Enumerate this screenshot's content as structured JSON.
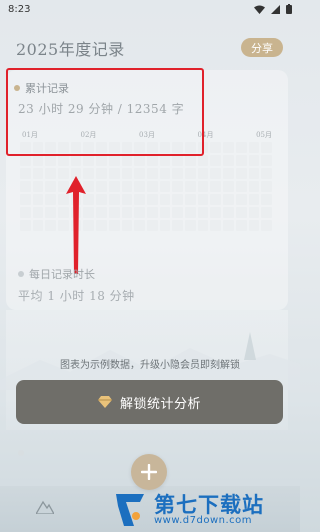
{
  "status_bar": {
    "time": "8:23"
  },
  "header": {
    "title": "2025年度记录",
    "share_label": "分享"
  },
  "stats": {
    "cumulative_title": "累计记录",
    "cumulative_value": "23 小时 29 分钟 / 12354 字",
    "months": [
      "01月",
      "02月",
      "03月",
      "04月",
      "05月"
    ],
    "daily_title": "每日记录时长",
    "daily_value": "平均 1 小时 18 分钟"
  },
  "overlay": {
    "demo_note": "图表为示例数据，升级小隐会员即刻解锁",
    "unlock_label": "解锁统计分析"
  },
  "watermark": {
    "title": "第七下载站",
    "url": "www.d7down.com"
  },
  "colors": {
    "accent": "#c9b48f",
    "unlock_button": "#6f6e69",
    "highlight": "#e0212b",
    "watermark": "#1c6fbf"
  }
}
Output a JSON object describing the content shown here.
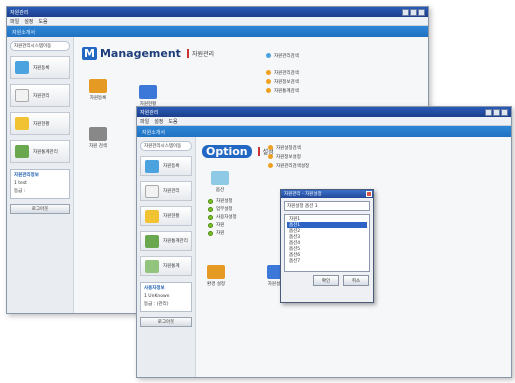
{
  "back_window": {
    "title": "자원관리",
    "menu": [
      "파일",
      "설정",
      "도움"
    ],
    "bluebar": "자원소개서",
    "side_head": "자원관리시스템이동",
    "nav": [
      {
        "label": "자원등록",
        "icon": "server-icon",
        "color": "#4aa3df"
      },
      {
        "label": "자원관리",
        "icon": "document-icon",
        "color": "#f2f2f2"
      },
      {
        "label": "자원현황",
        "icon": "box-icon",
        "color": "#f1c232"
      },
      {
        "label": "자원통계관리",
        "icon": "network-icon",
        "color": "#6aa84f"
      }
    ],
    "info": {
      "head": "자원관리정보",
      "line1": "1 test",
      "line2": "등급 :"
    },
    "logout": "로그아웃",
    "main_title": "Management",
    "main_sub": "자원관리",
    "tiles": [
      {
        "label": "자원등록",
        "icon": "register-icon",
        "color": "#e49a23"
      },
      {
        "label": "자원현황",
        "icon": "status-icon",
        "color": "#3c78d8"
      },
      {
        "label": "자원 검색",
        "icon": "search-icon",
        "color": "#888888"
      }
    ],
    "right_head": "자원관리검색",
    "right_items": [
      "자원관리검색",
      "자원정보검색",
      "자원통계검색"
    ]
  },
  "front_window": {
    "title": "자원관리",
    "menu": [
      "파일",
      "설정",
      "도움"
    ],
    "bluebar": "자원소개서",
    "side_head": "자원관리시스템이동",
    "nav": [
      {
        "label": "자원등록",
        "icon": "server-icon",
        "color": "#4aa3df"
      },
      {
        "label": "자원관리",
        "icon": "document-icon",
        "color": "#f2f2f2"
      },
      {
        "label": "자원현황",
        "icon": "box-icon",
        "color": "#f1c232"
      },
      {
        "label": "자원통계관리",
        "icon": "network-icon",
        "color": "#6aa84f"
      },
      {
        "label": "자원통계",
        "icon": "chart-icon",
        "color": "#93c47d"
      }
    ],
    "info": {
      "head": "사용자정보",
      "line1": "1 UnKnown",
      "line2": "등급 : (관리)"
    },
    "logout": "로그아웃",
    "main_title": "Option",
    "main_sub": "설정",
    "option_tile": "옵션",
    "option_items": [
      "자원설정",
      "업무설정",
      "사용자설정",
      "자원",
      "자원"
    ],
    "right_items": [
      "자원설정검색",
      "자원정보설정",
      "자원관리검색설정"
    ],
    "bottom_tiles": [
      "환경 설정",
      "자원설정"
    ]
  },
  "dialog": {
    "title": "자원관리 - 자원설정",
    "select": "자원설정 옵션 1",
    "options": [
      "자원1",
      "옵션1",
      "옵션2",
      "옵션3",
      "옵션4",
      "옵션5",
      "옵션6",
      "옵션7"
    ],
    "selected_index": 1,
    "ok": "확인",
    "cancel": "취소"
  }
}
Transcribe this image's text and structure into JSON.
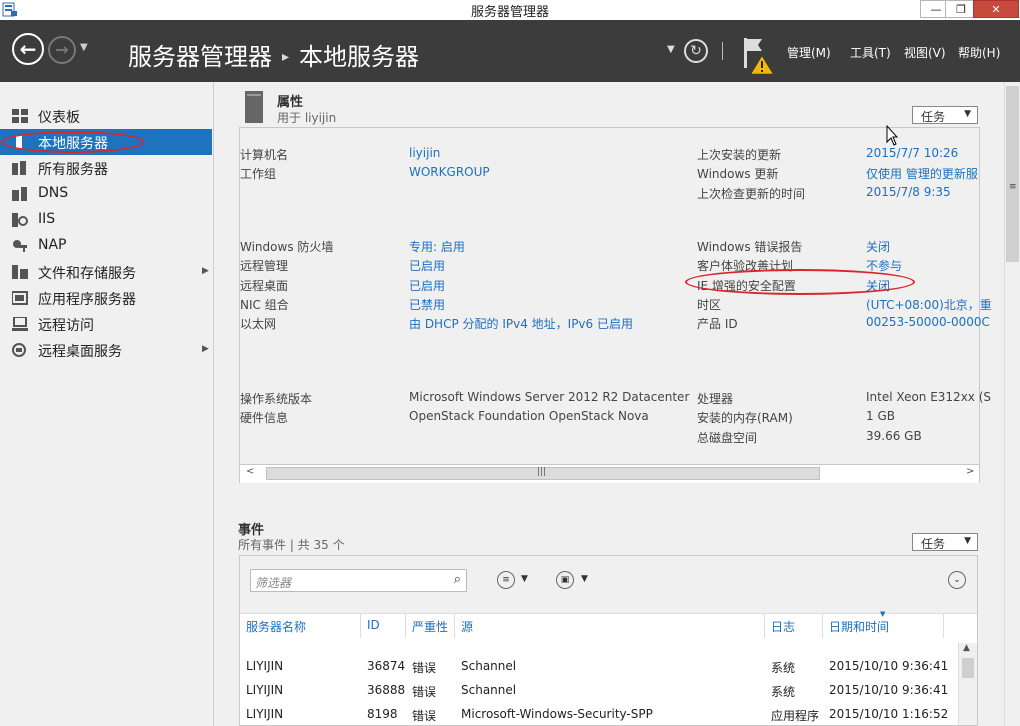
{
  "window": {
    "title": "服务器管理器",
    "min": "—",
    "restore": "❐",
    "close": "✕"
  },
  "header": {
    "breadcrumb_root": "服务器管理器",
    "breadcrumb_sep": "▸",
    "breadcrumb_current": "本地服务器",
    "menus": [
      "管理(M)",
      "工具(T)",
      "视图(V)",
      "帮助(H)"
    ]
  },
  "sidebar": {
    "items": [
      {
        "label": "仪表板",
        "icon": "dashboard-icon"
      },
      {
        "label": "本地服务器",
        "icon": "server-icon",
        "selected": true
      },
      {
        "label": "所有服务器",
        "icon": "servers-icon"
      },
      {
        "label": "DNS",
        "icon": "dns-icon"
      },
      {
        "label": "IIS",
        "icon": "iis-icon"
      },
      {
        "label": "NAP",
        "icon": "nap-icon"
      },
      {
        "label": "文件和存储服务",
        "icon": "storage-icon",
        "expandable": true
      },
      {
        "label": "应用程序服务器",
        "icon": "app-server-icon"
      },
      {
        "label": "远程访问",
        "icon": "remote-access-icon"
      },
      {
        "label": "远程桌面服务",
        "icon": "remote-desktop-icon",
        "expandable": true
      }
    ]
  },
  "properties": {
    "title": "属性",
    "subtitle": "用于 liyijin",
    "task_label": "任务",
    "rows_left": [
      {
        "label": "计算机名",
        "value": "liyijin"
      },
      {
        "label": "工作组",
        "value": "WORKGROUP"
      },
      {
        "label": "Windows 防火墙",
        "value": "专用: 启用"
      },
      {
        "label": "远程管理",
        "value": "已启用"
      },
      {
        "label": "远程桌面",
        "value": "已启用"
      },
      {
        "label": "NIC 组合",
        "value": "已禁用"
      },
      {
        "label": "以太网",
        "value": "由 DHCP 分配的 IPv4 地址，IPv6 已启用"
      },
      {
        "label": "操作系统版本",
        "value": "Microsoft Windows Server 2012 R2 Datacenter"
      },
      {
        "label": "硬件信息",
        "value": "OpenStack Foundation OpenStack Nova"
      }
    ],
    "rows_right": [
      {
        "label": "上次安装的更新",
        "value": "2015/7/7 10:26"
      },
      {
        "label": "Windows 更新",
        "value": "仅使用 管理的更新服"
      },
      {
        "label": "上次检查更新的时间",
        "value": "2015/7/8 9:35"
      },
      {
        "label": "Windows 错误报告",
        "value": "关闭"
      },
      {
        "label": "客户体验改善计划",
        "value": "不参与"
      },
      {
        "label": "IE 增强的安全配置",
        "value": "关闭"
      },
      {
        "label": "时区",
        "value": "(UTC+08:00)北京，重"
      },
      {
        "label": "产品 ID",
        "value": "00253-50000-0000C"
      },
      {
        "label": "处理器",
        "value": "Intel Xeon E312xx (S"
      },
      {
        "label": "安装的内存(RAM)",
        "value": "1 GB"
      },
      {
        "label": "总磁盘空间",
        "value": "39.66 GB"
      }
    ]
  },
  "events": {
    "title": "事件",
    "subtitle": "所有事件 | 共 35 个",
    "task_label": "任务",
    "filter_placeholder": "筛选器",
    "columns": [
      "服务器名称",
      "ID",
      "严重性",
      "源",
      "日志",
      "日期和时间"
    ],
    "rows": [
      [
        "LIYIJIN",
        "36874",
        "错误",
        "Schannel",
        "系统",
        "2015/10/10 9:36:41"
      ],
      [
        "LIYIJIN",
        "36888",
        "错误",
        "Schannel",
        "系统",
        "2015/10/10 9:36:41"
      ],
      [
        "LIYIJIN",
        "8198",
        "错误",
        "Microsoft-Windows-Security-SPP",
        "应用程序",
        "2015/10/10 1:16:52"
      ]
    ]
  }
}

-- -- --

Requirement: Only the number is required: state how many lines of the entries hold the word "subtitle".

Reply to the exercise: 2